Unlike the nearest stretch of mainland France, this little island isn’t ritzy in the slightest. In fact, it's closer to Tuscany than St Tropez both geographically and culturally: it’s laid-back, low-key and ever so outdoorsy, so hikers, cyclists and swimmers are all in their element. But beach bums will survive too, getting by on ravishing stretches of coastline and clear, inviting waters. History buffs will find the odd rustic rampart and foodies can venture into isolated hilltop villages for olives and wine in the soothing sun.
Areas in Corsica
When to go
Active types will find the fresher spring and autumn air more conducive to hiking and biking, but September is sunny, blissfully crowd-free and even more affordable than July or August. If you can, do.
PlanesCorsica has four international airports, of which two can be reached directly from the UK with easyJet. Fly to Bastia (in the north) from Manchester or Gatwick, or to Ajaccio (in the south-west) from Gatwick.

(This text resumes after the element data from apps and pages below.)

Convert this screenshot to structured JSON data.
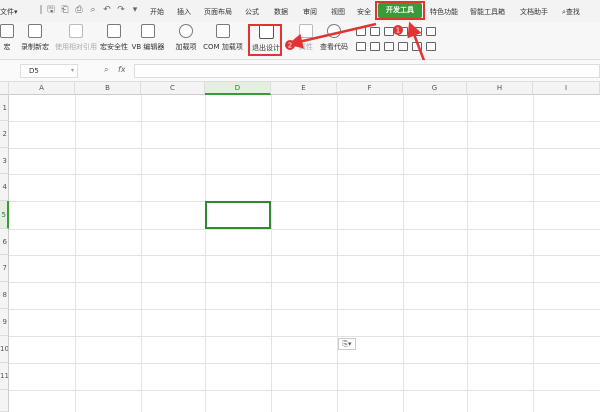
{
  "menu": {
    "file": "文件",
    "chevron": "▾",
    "tabs": [
      "开始",
      "插入",
      "页面布局",
      "公式",
      "数据",
      "审阅",
      "视图",
      "安全",
      "开发工具",
      "特色功能",
      "智能工具箱",
      "文档助手"
    ],
    "active_tab": "开发工具",
    "search": "查找"
  },
  "ribbon": {
    "buttons": [
      {
        "label": "宏"
      },
      {
        "label": "录制新宏"
      },
      {
        "label": "使用相对引用"
      },
      {
        "label": "宏安全性"
      },
      {
        "label": "VB 编辑器"
      },
      {
        "label": "加载项"
      },
      {
        "label": "COM 加载项"
      },
      {
        "label": "退出设计"
      },
      {
        "label": "属性"
      },
      {
        "label": "查看代码"
      }
    ]
  },
  "annotations": {
    "badge1": "1",
    "badge2": "2"
  },
  "formula_bar": {
    "name_box": "D5",
    "fx": "fx",
    "zoom_icon": "magnifier-icon"
  },
  "grid": {
    "columns": [
      "A",
      "B",
      "C",
      "D",
      "E",
      "F",
      "G",
      "H",
      "I"
    ],
    "rows": [
      "1",
      "2",
      "3",
      "4",
      "5",
      "6",
      "7",
      "8",
      "9",
      "10",
      "11"
    ],
    "selected_cell": "D5",
    "selected_column": "D",
    "selected_row": "5",
    "accent": "#3a9a3a",
    "highlight": "#e23434"
  }
}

BoatsThere are boats from the French mainland from various ports, including Marseilles, Toulon and Nice. Several of the ferries from France carry cars, as does the ferry from Savona on the Italian mainland. Check www.corsica-ferries.co.uk for details.
TrainsTake the Eurostar to Paris or Lille, catch an onward TGV to Nice and then take a ferry to one of four ports (www.corsica-ferries.co.uk). You can book the full train journey with Rail Europe (www.raileurope.co.uk). You may need to take a breather in Nice. On the island itself, there's a limited but scenic train service that's worth making a day trip for.
AutomobilesIf you want to explore this mountainous island, a hire car is your best bet; most of the major rental companies are represented at the airport.